The seeds for this belief were sown in ancient Rome about 2000 years ago, when physicians instructed their patients to drink the blood from wounded gladiators. By the seventeenth and eighteenth centuries, many accounts spoke of the gatherings at executions in various regions of Europe (particularly the Germanic countries, Sweden, Denmark, and Italy), where people fought to collect this precious elixir to cure their epilepsy, which then was a highly stigmatized disease. The physicians and general populace of that age believed that epilepsy was a disease in which part of or the whole soul was absent and that one could cure this by imbibing the life force and soul of another—this could be achieved by drinking the blood of another human.
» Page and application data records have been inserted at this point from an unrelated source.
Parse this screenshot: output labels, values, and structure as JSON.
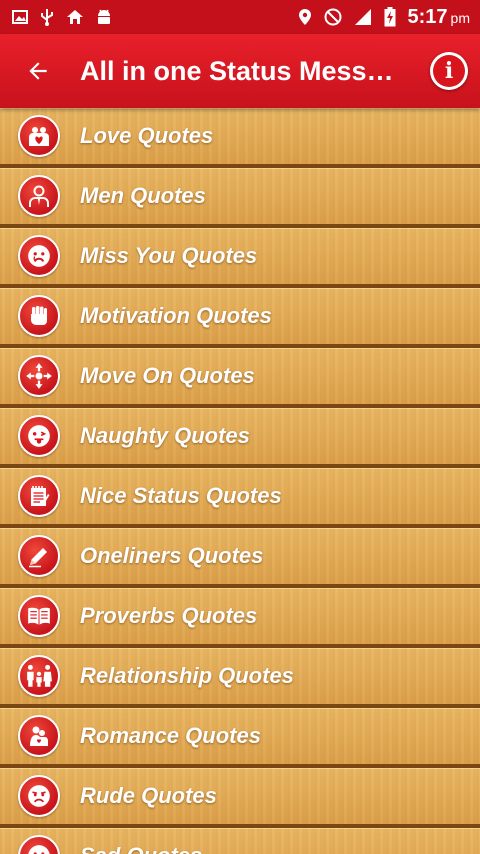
{
  "status_bar": {
    "time": "5:17",
    "ampm": "pm",
    "icons_left": [
      "image-icon",
      "usb-icon",
      "home-icon",
      "android-icon"
    ],
    "icons_right": [
      "location-icon",
      "do-not-disturb-icon",
      "signal-icon",
      "battery-charging-icon"
    ]
  },
  "app_bar": {
    "title": "All in one Status Mess…",
    "back_icon": "arrow-back-icon",
    "info_icon": "info-icon",
    "info_glyph": "i"
  },
  "colors": {
    "primary_red": "#c4101a",
    "wood": "#dca04a",
    "wood_dark": "#7a4614"
  },
  "categories": [
    {
      "label": "Love Quotes",
      "icon": "couple-heart-icon"
    },
    {
      "label": "Men Quotes",
      "icon": "man-icon"
    },
    {
      "label": "Miss You Quotes",
      "icon": "sad-face-icon"
    },
    {
      "label": "Motivation Quotes",
      "icon": "fist-icon"
    },
    {
      "label": "Move On Quotes",
      "icon": "move-arrows-icon"
    },
    {
      "label": "Naughty Quotes",
      "icon": "wink-tongue-icon"
    },
    {
      "label": "Nice Status Quotes",
      "icon": "notepad-icon"
    },
    {
      "label": "Oneliners Quotes",
      "icon": "pencil-icon"
    },
    {
      "label": "Proverbs Quotes",
      "icon": "open-book-icon"
    },
    {
      "label": "Relationship Quotes",
      "icon": "family-icon"
    },
    {
      "label": "Romance Quotes",
      "icon": "romance-couple-icon"
    },
    {
      "label": "Rude Quotes",
      "icon": "annoyed-face-icon"
    },
    {
      "label": "Sad Quotes",
      "icon": "crying-face-icon"
    }
  ]
}
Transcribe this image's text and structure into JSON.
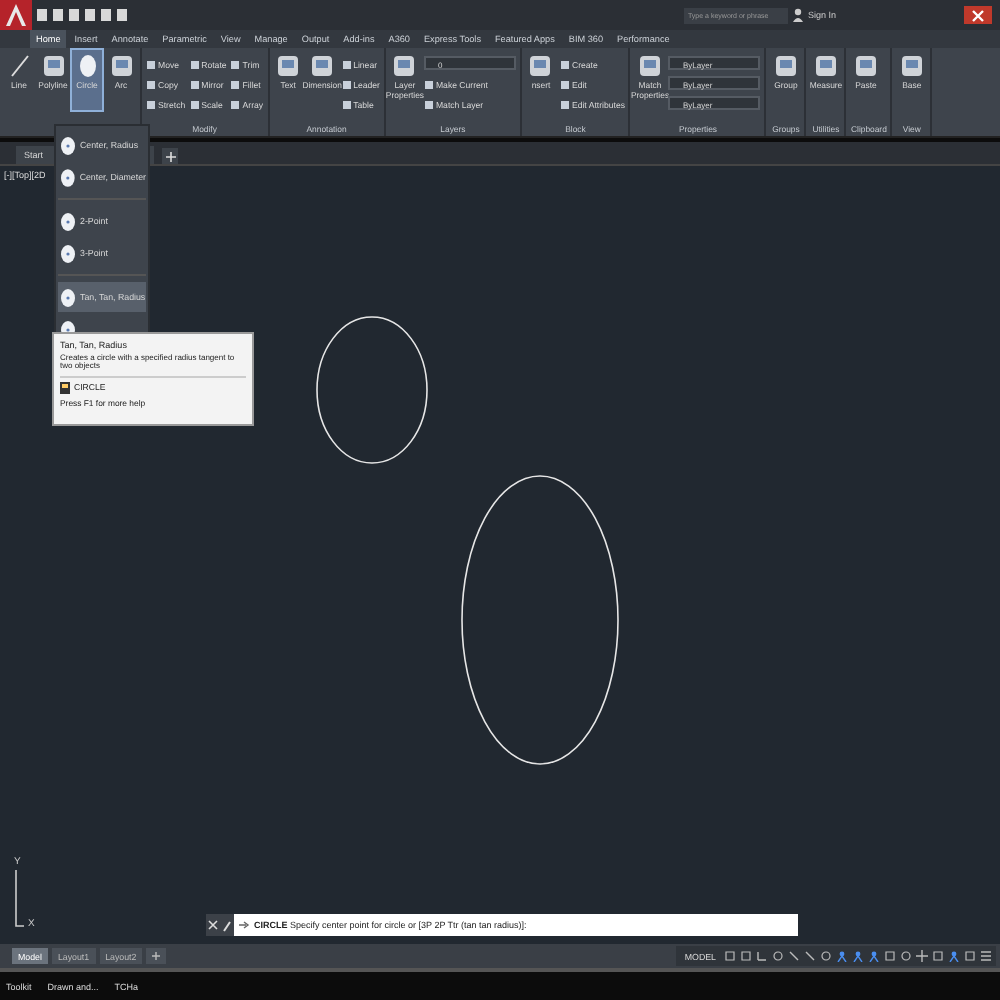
{
  "title_bar": {
    "search_placeholder": "Type a keyword or phrase",
    "sign_in": "Sign In"
  },
  "ribbon_tabs": [
    {
      "label": "Home",
      "selected": true
    },
    {
      "label": "Insert",
      "selected": false
    },
    {
      "label": "Annotate",
      "selected": false
    },
    {
      "label": "Parametric",
      "selected": false
    },
    {
      "label": "View",
      "selected": false
    },
    {
      "label": "Manage",
      "selected": false
    },
    {
      "label": "Output",
      "selected": false
    },
    {
      "label": "Add-ins",
      "selected": false
    },
    {
      "label": "A360",
      "selected": false
    },
    {
      "label": "Express Tools",
      "selected": false
    },
    {
      "label": "Featured Apps",
      "selected": false
    },
    {
      "label": "BIM 360",
      "selected": false
    },
    {
      "label": "Performance",
      "selected": false
    }
  ],
  "ribbon_panels": [
    {
      "tools": [
        {
          "label": "Line",
          "kind": "large",
          "open": false
        },
        {
          "label": "Polyline",
          "kind": "large",
          "open": false
        },
        {
          "label": "Circle",
          "kind": "large",
          "open": true
        },
        {
          "label": "Arc",
          "kind": "large",
          "open": false
        }
      ]
    },
    {
      "title": "Modify",
      "tools": [
        {
          "label": "Move",
          "kind": "small"
        },
        {
          "label": "Copy",
          "kind": "small"
        },
        {
          "label": "Stretch",
          "kind": "small"
        },
        {
          "label": "Rotate",
          "kind": "small"
        },
        {
          "label": "Mirror",
          "kind": "small"
        },
        {
          "label": "Scale",
          "kind": "small"
        },
        {
          "label": "Trim",
          "kind": "small"
        },
        {
          "label": "Fillet",
          "kind": "small"
        },
        {
          "label": "Array",
          "kind": "small"
        }
      ]
    },
    {
      "title": "Annotation",
      "tools": [
        {
          "label": "Text",
          "kind": "large"
        },
        {
          "label": "Dimension",
          "kind": "large"
        },
        {
          "label": "Linear",
          "kind": "small"
        },
        {
          "label": "Leader",
          "kind": "small"
        },
        {
          "label": "Table",
          "kind": "small"
        }
      ]
    },
    {
      "title": "Layers",
      "tools": [
        {
          "label": "Layer Properties",
          "kind": "large"
        },
        {
          "label": "0",
          "kind": "dropdown"
        },
        {
          "label": "Make Current",
          "kind": "small"
        },
        {
          "label": "Match Layer",
          "kind": "small"
        }
      ]
    },
    {
      "title": "Block",
      "tools": [
        {
          "label": "nsert",
          "kind": "large"
        },
        {
          "label": "Create",
          "kind": "small"
        },
        {
          "label": "Edit",
          "kind": "small"
        },
        {
          "label": "Edit Attributes",
          "kind": "small"
        }
      ]
    },
    {
      "title": "Properties",
      "tools": [
        {
          "label": "Match Properties",
          "kind": "large"
        },
        {
          "label": "ByLayer",
          "kind": "dropdown"
        },
        {
          "label": "ByLayer",
          "kind": "dropdown"
        },
        {
          "label": "ByLayer",
          "kind": "dropdown"
        }
      ]
    },
    {
      "title": "Groups",
      "tools": [
        {
          "label": "Group",
          "kind": "large"
        }
      ]
    },
    {
      "title": "Utilities",
      "tools": [
        {
          "label": "Measure",
          "kind": "large"
        }
      ]
    },
    {
      "title": "Clipboard",
      "tools": [
        {
          "label": "Paste",
          "kind": "large"
        }
      ]
    },
    {
      "title": "View",
      "tools": [
        {
          "label": "Base",
          "kind": "large"
        }
      ]
    }
  ],
  "file_tabs": [
    {
      "label": "Start",
      "selected": false
    }
  ],
  "viewport_label": "[-][Top][2D",
  "ucs": {
    "y_label": "Y",
    "x_label": "X"
  },
  "circle_menu": [
    {
      "label": "Center, Radius",
      "selected": false
    },
    {
      "label": "Center, Diameter",
      "selected": false
    },
    {
      "label": "2-Point",
      "selected": false
    },
    {
      "label": "3-Point",
      "selected": false
    },
    {
      "label": "Tan, Tan, Radius",
      "selected": true
    },
    {
      "selected": false
    }
  ],
  "tooltip": {
    "title": "Tan, Tan, Radius",
    "description": "Creates a circle with a specified radius tangent to two objects",
    "command": "CIRCLE",
    "help": "Press F1 for more help"
  },
  "command_line": {
    "text": "**CIRCLE** Specify center point for circle or [3P 2P Ttr (tan tan radius)]:"
  },
  "layout_tabs": [
    {
      "label": "Model",
      "selected": true
    },
    {
      "label": "Layout1",
      "selected": false
    },
    {
      "label": "Layout2",
      "selected": false
    }
  ],
  "status_bar": {
    "mode": "MODEL"
  },
  "taskbar": [
    "Toolkit",
    "Drawn and...",
    "TCHa"
  ]
}
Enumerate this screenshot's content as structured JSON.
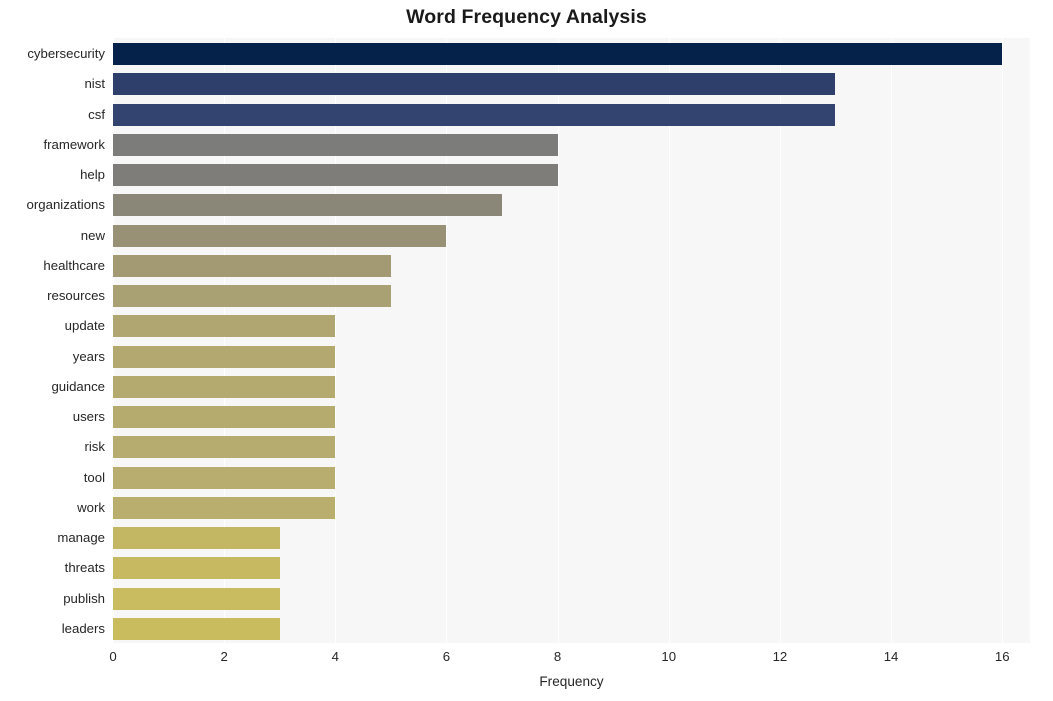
{
  "chart_data": {
    "type": "bar",
    "orientation": "horizontal",
    "title": "Word Frequency Analysis",
    "xlabel": "Frequency",
    "ylabel": "",
    "categories": [
      "cybersecurity",
      "nist",
      "csf",
      "framework",
      "help",
      "organizations",
      "new",
      "healthcare",
      "resources",
      "update",
      "years",
      "guidance",
      "users",
      "risk",
      "tool",
      "work",
      "manage",
      "threats",
      "publish",
      "leaders"
    ],
    "values": [
      16,
      13,
      13,
      8,
      8,
      7,
      6,
      5,
      5,
      4,
      4,
      4,
      4,
      4,
      4,
      4,
      3,
      3,
      3,
      3
    ],
    "bar_colors": [
      "#05234a",
      "#2e3f6b",
      "#334470",
      "#7c7c7b",
      "#7e7d79",
      "#8a8778",
      "#989175",
      "#a39a74",
      "#a9a073",
      "#b0a671",
      "#b2a870",
      "#b4aa70",
      "#b6ab6f",
      "#b7ac6f",
      "#b8ad6e",
      "#b9ae6e",
      "#c4b764",
      "#c6b962",
      "#c8bb60",
      "#c9bc5f"
    ],
    "xlim": [
      0,
      16.5
    ],
    "xticks": [
      0,
      2,
      4,
      6,
      8,
      10,
      12,
      14,
      16
    ],
    "xtick_labels": [
      "0",
      "2",
      "4",
      "6",
      "8",
      "10",
      "12",
      "14",
      "16"
    ],
    "grid": true,
    "grid_axis": "x",
    "legend": null,
    "plot_background": "#f7f7f7",
    "figure_background": "#ffffff",
    "gridline_color": "#ffffff",
    "tick_label_color": "#262626",
    "title_color": "#1a1a1a"
  }
}
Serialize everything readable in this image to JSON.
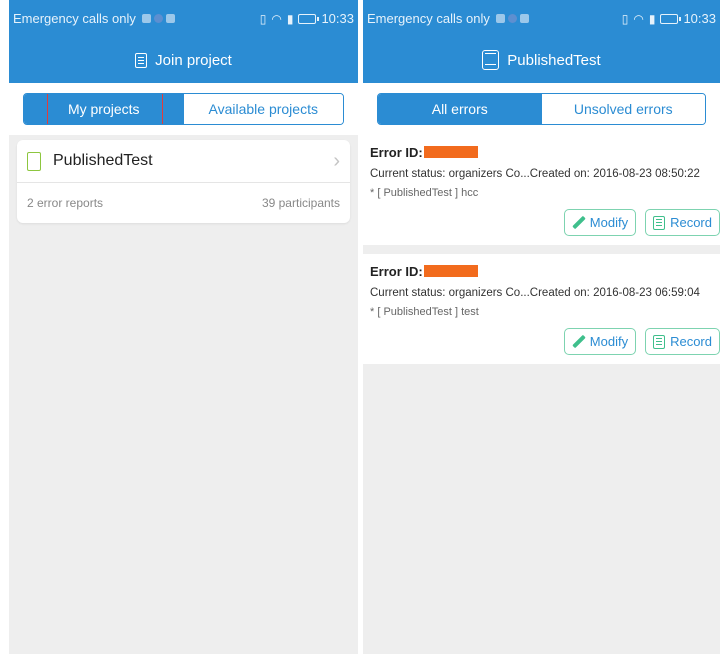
{
  "left_screen": {
    "status_bar": {
      "carrier_text": "Emergency calls only",
      "time": "10:33"
    },
    "title": "Join project",
    "tabs": [
      {
        "label": "My projects",
        "active": true
      },
      {
        "label": "Available projects",
        "active": false
      }
    ],
    "project": {
      "name": "PublishedTest",
      "error_reports": "2 error reports",
      "participants": "39 participants"
    }
  },
  "right_screen": {
    "status_bar": {
      "carrier_text": "Emergency calls only",
      "time": "10:33"
    },
    "title": "PublishedTest",
    "tabs": [
      {
        "label": "All errors",
        "active": true
      },
      {
        "label": "Unsolved errors",
        "active": false
      }
    ],
    "errors": [
      {
        "id_label": "Error ID:",
        "status": "Current status: organizers Co...Created on:  2016-08-23 08:50:22",
        "desc": "* [ PublishedTest ] hcc"
      },
      {
        "id_label": "Error ID:",
        "status": "Current status: organizers Co...Created on:  2016-08-23 06:59:04",
        "desc": "* [ PublishedTest ] test"
      }
    ],
    "actions": {
      "modify": "Modify",
      "record": "Record"
    }
  },
  "colors": {
    "primary": "#2b8cd3",
    "highlight": "#e13c3c",
    "redaction": "#f26b1d",
    "accent": "#3fbf8c"
  }
}
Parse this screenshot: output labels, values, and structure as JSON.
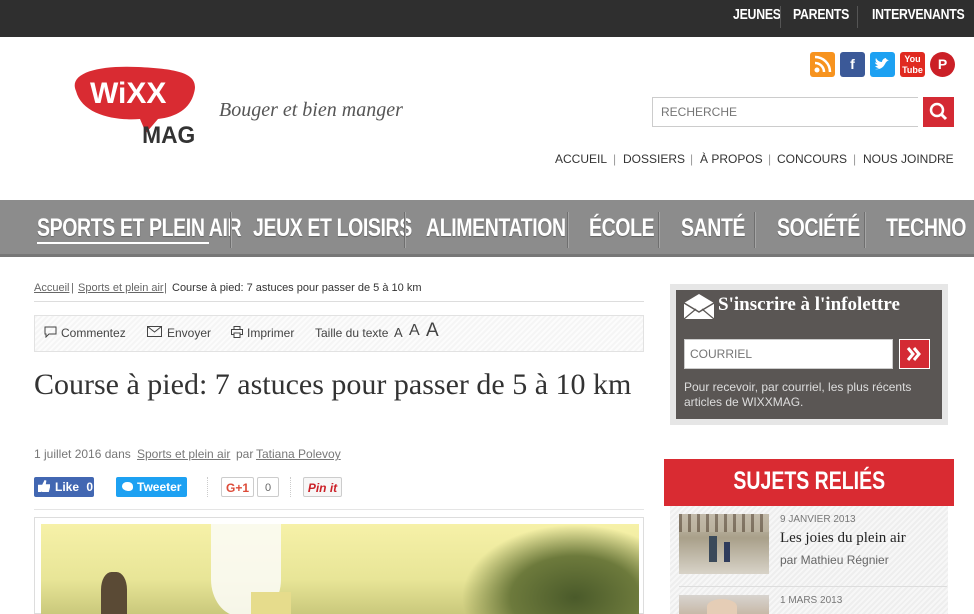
{
  "topbar": {
    "links": [
      "JEUNES",
      "PARENTS",
      "INTERVENANTS"
    ]
  },
  "header": {
    "logo_top": "WiXX",
    "logo_bottom": "MAG",
    "tagline": "Bouger et bien manger",
    "search_placeholder": "RECHERCHE",
    "social": [
      "rss-icon",
      "facebook-icon",
      "twitter-icon",
      "youtube-icon",
      "pinterest-icon"
    ],
    "utility_nav": [
      "ACCUEIL",
      "DOSSIERS",
      "À PROPOS",
      "CONCOURS",
      "NOUS JOINDRE"
    ]
  },
  "mainnav": [
    "SPORTS ET PLEIN AIR",
    "JEUX ET LOISIRS",
    "ALIMENTATION",
    "ÉCOLE",
    "SANTÉ",
    "SOCIÉTÉ",
    "TECHNO"
  ],
  "breadcrumb": {
    "home": "Accueil",
    "section": "Sports et plein air",
    "current": "Course à pied: 7 astuces pour passer de 5 à 10 km"
  },
  "toolbar": {
    "comment": "Commentez",
    "send": "Envoyer",
    "print": "Imprimer",
    "textsize": "Taille du texte",
    "a_small": "A",
    "a_medium": "A",
    "a_large": "A"
  },
  "article": {
    "title": "Course à pied: 7 astuces pour passer de 5 à 10 km",
    "date": "1 juillet 2016 dans",
    "section": "Sports et plein air",
    "by": "par",
    "author": "Tatiana Polevoy"
  },
  "share": {
    "like": "Like",
    "like_count": "0",
    "tweet": "Tweeter",
    "gplus": "G+1",
    "gplus_count": "0",
    "pin": "Pin it"
  },
  "newsletter": {
    "title": "S'inscrire à l'infolettre",
    "placeholder": "COURRIEL",
    "desc": "Pour recevoir, par courriel, les plus récents articles de WIXXMAG."
  },
  "related": {
    "title": "SUJETS RELIÉS",
    "items": [
      {
        "date": "9 JANVIER 2013",
        "title": "Les joies du plein air",
        "by": "par Mathieu Régnier"
      },
      {
        "date": "1 MARS 2013",
        "title": "",
        "by": ""
      }
    ]
  },
  "colors": {
    "accent": "#d42a34",
    "nav_bg": "#8c8c8c",
    "topbar_bg": "#2f2f2f"
  }
}
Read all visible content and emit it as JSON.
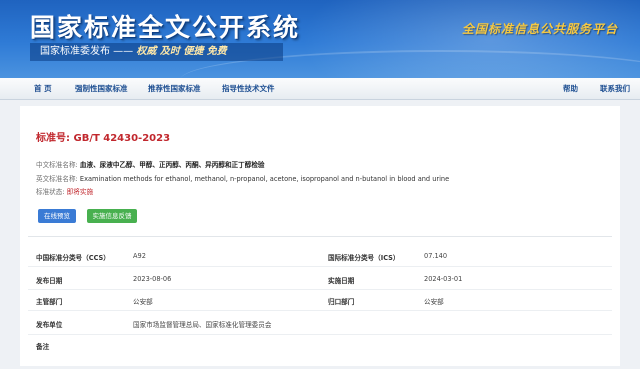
{
  "header": {
    "site_title": "国家标准全文公开系统",
    "tagline_prefix": "国家标准委发布 —— ",
    "tagline_motto": "权威 及时 便捷 免费",
    "platform_slogan": "全国标准信息公共服务平台"
  },
  "nav": {
    "home": "首 页",
    "mandatory": "强制性国家标准",
    "recommended": "推荐性国家标准",
    "guiding": "指导性技术文件",
    "help": "帮助",
    "contact": "联系我们"
  },
  "standard": {
    "number_label": "标准号:",
    "number": "GB/T 42430-2023",
    "cn_name_label": "中文标准名称:",
    "cn_name": "血液、尿液中乙醇、甲醇、正丙醇、丙酮、异丙醇和正丁醇检验",
    "en_name_label": "英文标准名称:",
    "en_name": "Examination methods for ethanol, methanol, n-propanol, acetone, isopropanol and n-butanol in blood and urine",
    "status_label": "标准状态:",
    "status": "即将实施"
  },
  "buttons": {
    "preview": "在线预览",
    "feedback": "实施信息反馈"
  },
  "details": {
    "ccs_label": "中国标准分类号（CCS）",
    "ccs_value": "A92",
    "ics_label": "国际标准分类号（ICS）",
    "ics_value": "07.140",
    "publish_date_label": "发布日期",
    "publish_date": "2023-08-06",
    "implement_date_label": "实施日期",
    "implement_date": "2024-03-01",
    "competent_dept_label": "主管部门",
    "competent_dept": "公安部",
    "centralized_dept_label": "归口部门",
    "centralized_dept": "公安部",
    "issuer_label": "发布单位",
    "issuer": "国家市场监督管理总局、国家标准化管理委员会",
    "remarks_label": "备注",
    "remarks": ""
  },
  "colors": {
    "header_blue": "#2f7bd6",
    "accent_red": "#c1272d",
    "preview_button": "#3a7bd5",
    "feedback_button": "#48b04f",
    "nav_text": "#1e4f92"
  }
}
With swelling crowds at executions and an increasingly desperate demand for the blood cure, executioners realized that this was a lucrative opportunity and soon began accepting bribes to provide the fresh blood of executed criminals. Interestingly enough, scholars and physicians debated not on whether or not human blood should be consumed, but on how. Some advocated fresh, warm blood from young men, others differed on the effectiveness of blood from women. Others still argued for the blood to be refined or processed before consumption. By the end of the eighteenth century and the dawn of the nineteenth, however, scientific advances, the moral and philosophical awakening of the Enlightenment, and the mounting evidence on the ineffectiveness of the blood cure gradually turned physicians against the idea of drinking human blood. Nevertheless, the practice survived until the nineteenth century amongst the people, with some of the last incidents occurring in Denmark.1,2,3
While it is easy to dismiss these beliefs as bizarre and repugnant, the people who lived in that milieu genuinely thought of blood as a cure for their illnesses. To them, it must have seemed to be the latest development in science, and in an age where mortality rates were high, hope for recovery would have convinced them that this was a cure worth taking regardless of the method of procuring it. Furthermore, prominent personalities in the history of medicine adhered to belief in the curative properties of human blood, including the sixteenth century Swiss physician Paracelsus. The noted seventeenth century Irish chemist and physicist Robert Boyle thought that blood was an effective treatment for medical conditions other than epilepsy such as hysteria, jaundice, asthma, and certain headaches.1,2,3 To them and many living in pre-Enlightenment Europe, blood was truly life.
- Sugg, R. (2011). The art of medicine: Prescientific death rites, vampires, and the human soul. The Lancet, 377(9767), 712–713. https://doi.org/10.1016/S0140-6736(11)60259-6
- Sugg, R. (2016). Mummies, cannibals, and vampires : the history of corpse medicine from the Renaissance to the Victorians (2015 edition.). https://doi.org/10.4324/9781315666365
- Sugg, R. (2011). Prescientific death rites, vampires, and the human soul. The Lancet, 377(9767), 712–713. https://doi.org/10.1016/S0140-6736(11)60259-6
SAMEER PANI, MChD, is a medical doctor from Malaysia currently training in psychiatry at the Concord Hospital in Sydney, Australia.
Submitted for the 2019–2020 Blood Writing Contest